The OMA testimony highlighted support for centralizing municipal tax collections and reducing the income tax and brackets, but cautioned against increasing the sales tax rate in order to offset personal income tax reductions.
The bill is scheduled to be voted out of the House in mid-April. 3/23/2017
This week the OMA submitted testimony to the House Ways and Means Committee in support of a specific proposal in the governor’s budget (HB 49) that would streamline and centralize the administration of net business tax.
Ohio has one of the country’s most administratively burdensome taxing structures, mostly attributable to Ohio’s local income tax system. Ohio is one of a handful of states that taxes both individuals and businesses at the local level and the only state in which each municipal corporation makes its own rules and regulations.
The administrative costs of the system put Ohio at a disadvantage compared to its peer states and diverts Ohio manufacturers’ resources from productive activity. The proposal seeks to minimize compliance costs associated with filing in multiple jurisdictions.
The governor’s proposal to centralize collection and administration for business filers would significantly reduce the time and cost associated with multiple net profit return filings. 3/9/2017
Here’s a peek at the House Ways and Means Committee hearing schedule to deal with HB 49, the state’s biennial budget. 3/2/2017
In a recent post, OMA Connections Partner, RSM US, updates us about the federal tax reform proposal known as the Blueprint:
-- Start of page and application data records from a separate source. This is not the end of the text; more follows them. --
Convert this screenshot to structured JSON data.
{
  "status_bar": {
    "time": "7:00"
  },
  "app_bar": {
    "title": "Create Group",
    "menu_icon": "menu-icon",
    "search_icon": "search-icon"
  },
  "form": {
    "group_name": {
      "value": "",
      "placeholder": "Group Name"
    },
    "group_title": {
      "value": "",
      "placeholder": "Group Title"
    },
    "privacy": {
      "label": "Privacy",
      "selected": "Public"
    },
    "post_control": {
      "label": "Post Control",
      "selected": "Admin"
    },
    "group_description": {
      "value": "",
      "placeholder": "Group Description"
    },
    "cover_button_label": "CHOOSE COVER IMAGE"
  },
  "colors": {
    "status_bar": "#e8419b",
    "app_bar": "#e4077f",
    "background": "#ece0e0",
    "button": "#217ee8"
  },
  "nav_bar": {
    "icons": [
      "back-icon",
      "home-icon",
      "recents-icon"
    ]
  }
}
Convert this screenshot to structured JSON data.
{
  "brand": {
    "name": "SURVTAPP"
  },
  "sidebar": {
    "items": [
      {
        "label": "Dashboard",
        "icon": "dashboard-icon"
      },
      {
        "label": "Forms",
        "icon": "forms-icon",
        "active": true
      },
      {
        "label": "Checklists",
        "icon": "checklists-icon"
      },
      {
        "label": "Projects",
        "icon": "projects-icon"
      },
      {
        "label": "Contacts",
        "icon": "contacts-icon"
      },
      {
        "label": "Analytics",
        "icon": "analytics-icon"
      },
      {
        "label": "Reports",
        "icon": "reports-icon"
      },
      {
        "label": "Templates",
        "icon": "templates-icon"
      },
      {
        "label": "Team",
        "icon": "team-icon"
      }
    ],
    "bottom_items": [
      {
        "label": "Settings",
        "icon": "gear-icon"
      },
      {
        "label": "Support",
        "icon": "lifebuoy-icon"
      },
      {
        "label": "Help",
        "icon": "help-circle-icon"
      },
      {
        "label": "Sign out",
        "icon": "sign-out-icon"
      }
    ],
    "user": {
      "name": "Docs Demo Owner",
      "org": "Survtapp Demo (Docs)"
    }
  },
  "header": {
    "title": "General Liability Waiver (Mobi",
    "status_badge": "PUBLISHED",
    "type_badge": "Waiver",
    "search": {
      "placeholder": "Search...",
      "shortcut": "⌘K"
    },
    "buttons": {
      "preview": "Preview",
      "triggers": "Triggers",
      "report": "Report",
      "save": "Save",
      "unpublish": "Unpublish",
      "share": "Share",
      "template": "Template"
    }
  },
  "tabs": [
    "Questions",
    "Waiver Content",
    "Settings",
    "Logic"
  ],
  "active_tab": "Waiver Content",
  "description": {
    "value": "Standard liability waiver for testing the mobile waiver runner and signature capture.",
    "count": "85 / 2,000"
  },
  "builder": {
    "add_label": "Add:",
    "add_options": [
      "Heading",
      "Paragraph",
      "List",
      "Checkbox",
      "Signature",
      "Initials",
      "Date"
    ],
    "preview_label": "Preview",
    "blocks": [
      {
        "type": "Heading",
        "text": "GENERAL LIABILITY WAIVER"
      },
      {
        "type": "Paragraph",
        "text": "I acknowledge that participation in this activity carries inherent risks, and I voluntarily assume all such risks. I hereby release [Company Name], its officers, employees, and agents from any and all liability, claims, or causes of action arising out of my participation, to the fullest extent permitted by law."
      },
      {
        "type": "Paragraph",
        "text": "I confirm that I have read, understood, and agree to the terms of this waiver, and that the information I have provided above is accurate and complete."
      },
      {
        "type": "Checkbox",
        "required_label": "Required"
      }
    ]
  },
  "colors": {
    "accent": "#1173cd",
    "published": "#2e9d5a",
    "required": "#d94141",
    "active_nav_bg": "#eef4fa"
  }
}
“The Republican leadership of the House of Representatives, and the leadership of the Ways and Means Committee, have advanced an innovative tax reform proposal that is commonly referred to as the Blueprint. As expected of nearly all income tax reform proposals, it would reduce individual income tax rates and the number of tax brackets, paying for those rate reductions with a broadening of the tax base. For example, the Blueprint would reduce the top individual income tax rate from 39.6 percent to 33 percent, eliminate the alternative minimum tax, and eliminate most individual, non-business deductions, other than those for mortgage interest and charitable donations. It does not appear that the existing social security tax on earnings above the “wage base” of approximately $120,000 would be affected. The Blueprint’s most important innovation, however, is its novel approach to the taxation of business and investment income, described more fully here.” 3/2/2017